Chronic pain is a "silent, hidden and poorly treated epidemic as real as (the) polio epidemic," Dr. William Maixner, director of the Center for Neurosensory Disorders at the University of North Carolina, Chapel Hill, told the senators.
Worse still, treatments don't "fully alleviate Americans' pain," said Dr. Philip A. Pizzo, dean of Stanford University medical school and chairman of the IOM committee that released its chronic pain report last year. Among its findings: "pain management is a moral imperative," and "chronic pain can be a disease in itself."
Pizzo also noted that the figure of 116 million U.S. chronic pain sufferers is an underestimate, because it excludes children, the military, and residents of nursing homes and chronic care institutions.

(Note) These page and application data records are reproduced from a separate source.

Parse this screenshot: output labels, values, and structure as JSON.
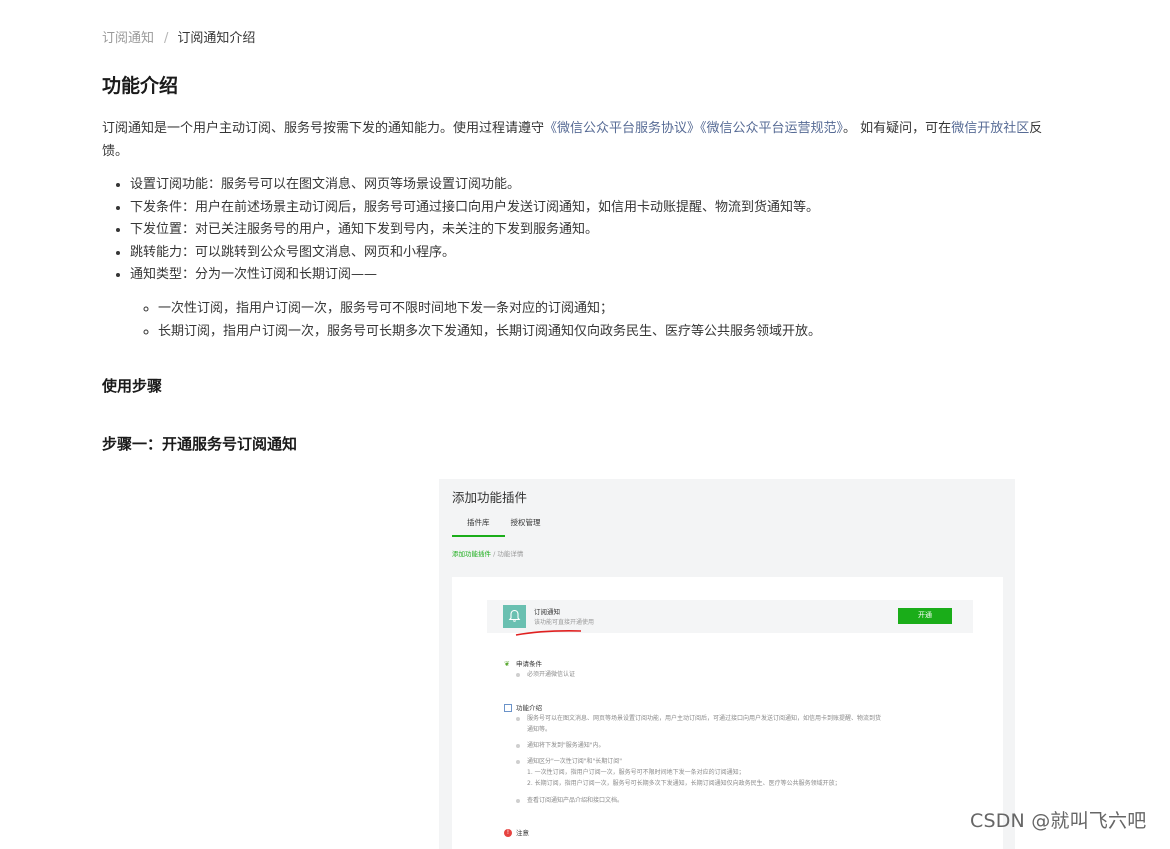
{
  "breadcrumb": {
    "parent": "订阅通知",
    "separator": "/",
    "current": "订阅通知介绍"
  },
  "title": "功能介绍",
  "intro": {
    "text1": "订阅通知是一个用户主动订阅、服务号按需下发的通知能力。使用过程请遵守",
    "link1": "《微信公众平台服务协议》",
    "link2": "《微信公众平台运营规范》",
    "text2": "。 如有疑问，可在",
    "link3": "微信开放社区",
    "text3": "反馈。"
  },
  "features": [
    "设置订阅功能：服务号可以在图文消息、网页等场景设置订阅功能。",
    "下发条件：用户在前述场景主动订阅后，服务号可通过接口向用户发送订阅通知，如信用卡动账提醒、物流到货通知等。",
    "下发位置：对已关注服务号的用户，通知下发到号内，未关注的下发到服务通知。",
    "跳转能力：可以跳转到公众号图文消息、网页和小程序。",
    "通知类型：分为一次性订阅和长期订阅——"
  ],
  "sub_features": [
    "一次性订阅，指用户订阅一次，服务号可不限时间地下发一条对应的订阅通知；",
    "长期订阅，指用户订阅一次，服务号可长期多次下发通知，长期订阅通知仅向政务民生、医疗等公共服务领域开放。"
  ],
  "usage_title": "使用步骤",
  "step1_title": "步骤一：开通服务号订阅通知",
  "screenshot": {
    "title": "添加功能插件",
    "tabs": [
      "插件库",
      "授权管理"
    ],
    "subcrumb_link": "添加功能插件",
    "subcrumb_rest": " / 功能详情",
    "plugin_name": "订阅通知",
    "plugin_desc": "该功能可直接开通使用",
    "open_button": "开通",
    "sections": {
      "apply_title": "申请条件",
      "apply_item": "必须开通微信认证",
      "intro_title": "功能介绍",
      "intro_item1": "服务号可以在图文消息、网页等场景设置订阅功能，用户主动订阅后，可通过接口向用户发送订阅通知，如信用卡到账提醒、物流到货",
      "intro_item1b": "通知等。",
      "intro_item2": "通知将下发到\"服务通知\"内。",
      "intro_item3": "通知区分\"一次性订阅\"和\"长期订阅\"",
      "intro_item3a": "1. 一次性订阅，指用户订阅一次，服务号可不限时间地下发一条对应的订阅通知；",
      "intro_item3b": "2. 长期订阅，指用户订阅一次，服务号可长期多次下发通知，长期订阅通知仅向政务民生、医疗等公共服务领域开放；",
      "intro_item4": "查看订阅通知产品介绍和接口文档。",
      "note_title": "注意"
    }
  },
  "watermark": "CSDN @就叫飞六吧",
  "colors": {
    "link": "#576b95",
    "accent_green": "#1aad19",
    "underline_red": "#e02020"
  }
}
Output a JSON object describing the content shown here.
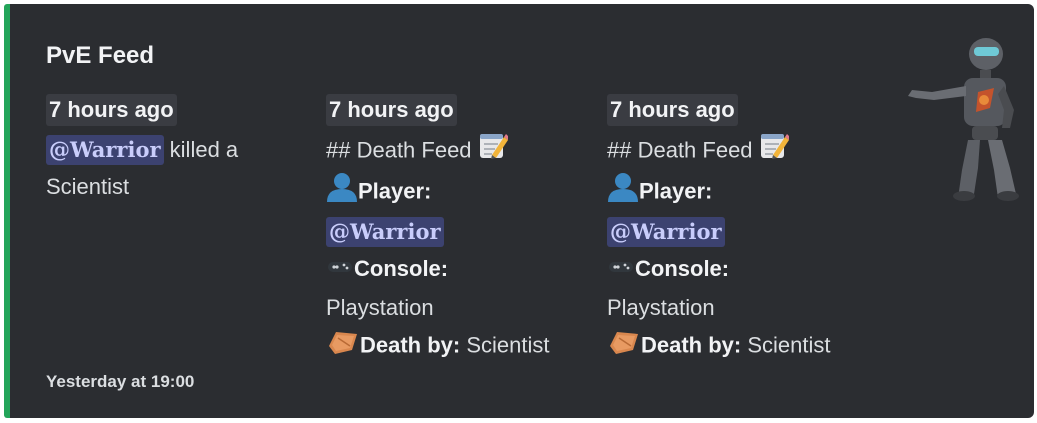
{
  "embed": {
    "accent_color": "#23a55a",
    "title": "PvE Feed",
    "footer": "Yesterday at 19:00",
    "thumbnail_icon": "robot-icon",
    "fields": [
      {
        "name": "7 hours ago",
        "mention": "@Warrior",
        "text_suffix": "killed a",
        "text_line2": "Scientist"
      },
      {
        "name": "7 hours ago",
        "heading": "## Death Feed",
        "heading_icon": "memo-icon",
        "player_label": "Player:",
        "player_icon": "bust-icon",
        "mention": "@Warrior",
        "console_label": "Console:",
        "console_icon": "gamepad-icon",
        "console_value": "Playstation",
        "death_label": "Death by:",
        "death_icon": "coffin-icon",
        "death_value": "Scientist"
      },
      {
        "name": "7 hours ago",
        "heading": "## Death Feed",
        "heading_icon": "memo-icon",
        "player_label": "Player:",
        "player_icon": "bust-icon",
        "mention": "@Warrior",
        "console_label": "Console:",
        "console_icon": "gamepad-icon",
        "console_value": "Playstation",
        "death_label": "Death by:",
        "death_icon": "coffin-icon",
        "death_value": "Scientist"
      }
    ]
  }
}
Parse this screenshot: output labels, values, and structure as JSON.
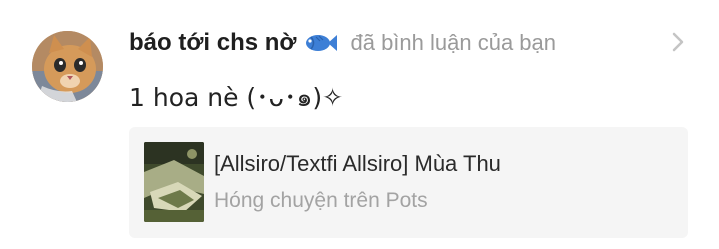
{
  "notification": {
    "username": "báo tới chs nờ",
    "badge_icon": "fish-icon",
    "action_text": "đã bình luận của bạn",
    "comment": "1 hoa nè (･ᴗ･๑)✧",
    "avatar_icon": "cat-avatar",
    "chevron_icon": "chevron-right-icon"
  },
  "story_card": {
    "title": "[Allsiro/Textfi Allsiro] Mùa Thu",
    "subtitle": "Hóng chuyện trên Pots",
    "thumbnail_icon": "story-cover-image"
  },
  "colors": {
    "username": "#1f1f1f",
    "muted": "#9a9a9a",
    "card_bg": "#f5f5f5",
    "fish_blue": "#3d7fd6"
  }
}
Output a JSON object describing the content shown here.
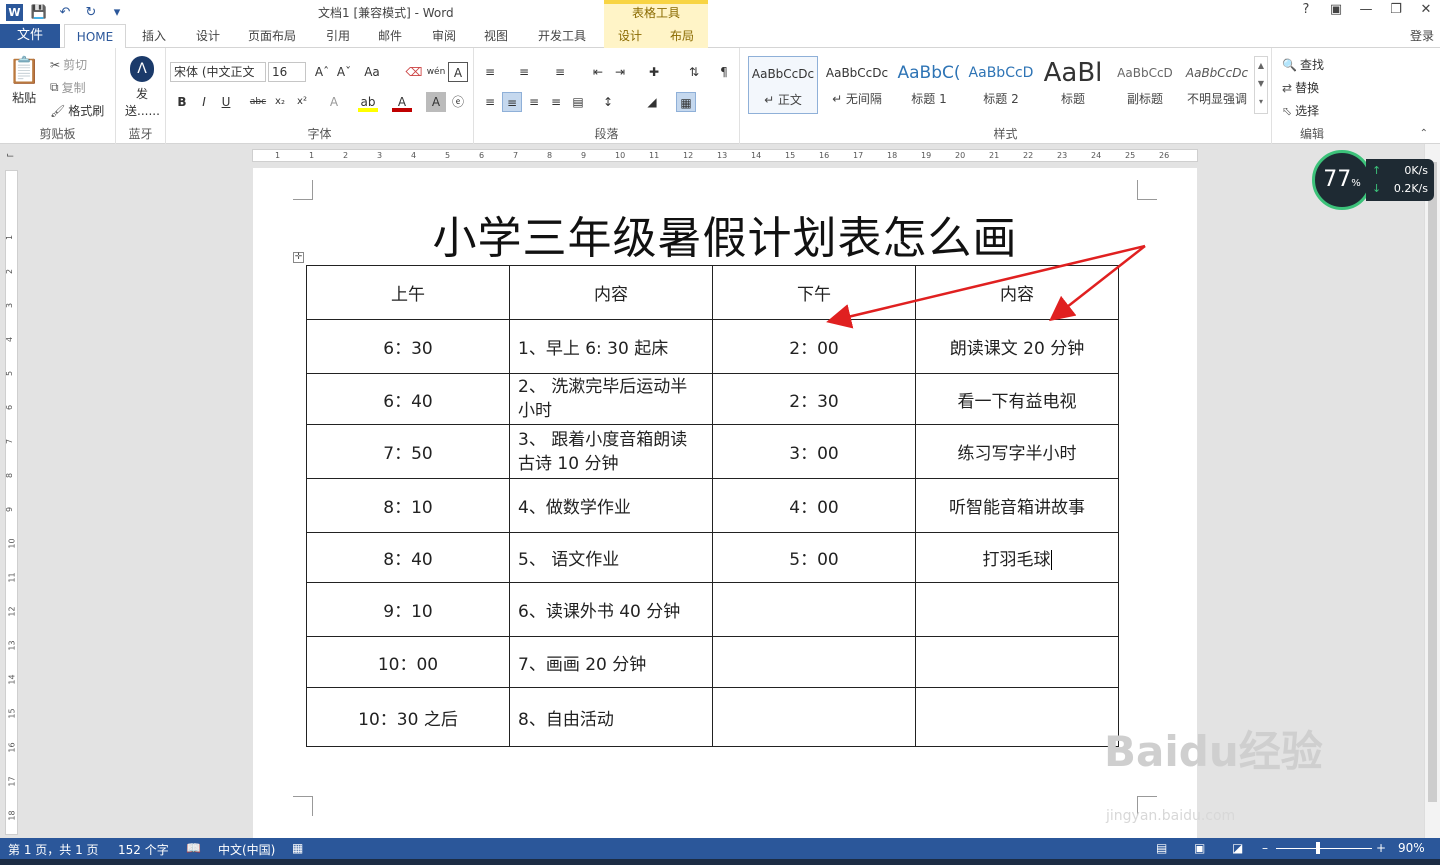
{
  "window": {
    "title": "文档1 [兼容模式] - Word",
    "context_tab_header": "表格工具",
    "account": "登录"
  },
  "tabs": {
    "file": "文件",
    "items": [
      "HOME",
      "插入",
      "设计",
      "页面布局",
      "引用",
      "邮件",
      "审阅",
      "视图",
      "开发工具",
      "设计",
      "布局"
    ]
  },
  "ribbon": {
    "clipboard": {
      "paste": "粘贴",
      "cut": "剪切",
      "copy": "复制",
      "format_painter": "格式刷",
      "label": "剪贴板"
    },
    "bluetooth": {
      "send": "发送......",
      "label": "蓝牙"
    },
    "font": {
      "name": "宋体 (中文正文",
      "size": "16",
      "label": "字体"
    },
    "paragraph": {
      "label": "段落"
    },
    "styles": {
      "items": [
        {
          "preview": "AaBbCcDc",
          "name": "↵ 正文"
        },
        {
          "preview": "AaBbCcDc",
          "name": "↵ 无间隔"
        },
        {
          "preview": "AaBbC(",
          "name": "标题 1"
        },
        {
          "preview": "AaBbCcD",
          "name": "标题 2"
        },
        {
          "preview": "AaBl",
          "name": "标题"
        },
        {
          "preview": "AaBbCcD",
          "name": "副标题"
        },
        {
          "preview": "AaBbCcDc",
          "name": "不明显强调"
        }
      ],
      "label": "样式"
    },
    "editing": {
      "find": "查找",
      "replace": "替换",
      "select": "选择",
      "label": "编辑"
    }
  },
  "ruler": {
    "h_ticks": [
      "1",
      "1",
      "2",
      "3",
      "4",
      "5",
      "6",
      "7",
      "8",
      "9",
      "10",
      "11",
      "12",
      "13",
      "14",
      "15",
      "16",
      "17",
      "18",
      "19",
      "20",
      "21",
      "22",
      "23",
      "24",
      "25",
      "26"
    ],
    "v_ticks": [
      "1",
      "2",
      "3",
      "4",
      "5",
      "6",
      "7",
      "8",
      "9",
      "10",
      "11",
      "12",
      "13",
      "14",
      "15",
      "16",
      "17",
      "18"
    ]
  },
  "document": {
    "heading": "小学三年级暑假计划表怎么画",
    "table": {
      "header": [
        "上午",
        "内容",
        "下午",
        "内容"
      ],
      "rows": [
        [
          "6：30",
          "1、早上 6: 30 起床",
          "2：00",
          "朗读课文 20 分钟"
        ],
        [
          "6：40",
          "2、 洗漱完毕后运动半小时",
          "2：30",
          "看一下有益电视"
        ],
        [
          "7：50",
          "3、 跟着小度音箱朗读古诗 10 分钟",
          "3：00",
          "练习写字半小时"
        ],
        [
          "8：10",
          "4、做数学作业",
          "4：00",
          "听智能音箱讲故事"
        ],
        [
          "8：40",
          "5、 语文作业",
          "5：00",
          "打羽毛球"
        ],
        [
          "9：10",
          "6、读课外书 40 分钟",
          "",
          ""
        ],
        [
          "10：00",
          "7、画画 20 分钟",
          "",
          ""
        ],
        [
          "10：30 之后",
          "8、自由活动",
          "",
          ""
        ]
      ]
    }
  },
  "speed_widget": {
    "percent": "77",
    "unit": "%",
    "up": "0K/s",
    "down": "0.2K/s"
  },
  "status": {
    "page": "第 1 页，共 1 页",
    "words": "152 个字",
    "language": "中文(中国)",
    "zoom": "90%"
  },
  "watermark": {
    "brand": "Baidu经验",
    "url": "jingyan.baidu.com"
  },
  "colors": {
    "word_blue": "#2b579a",
    "context_yellow": "#f8d443",
    "arrow_red": "#e02020"
  }
}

For the most part, the training of medical students and medical residents hasn't included management of chronic pain, Pizzo said. Reducing the impact of pain and suffering in this country will require "cultural transformation in how pain is perceived and judged both by people with pain and by the health care providers who help care for them," Pizzo said.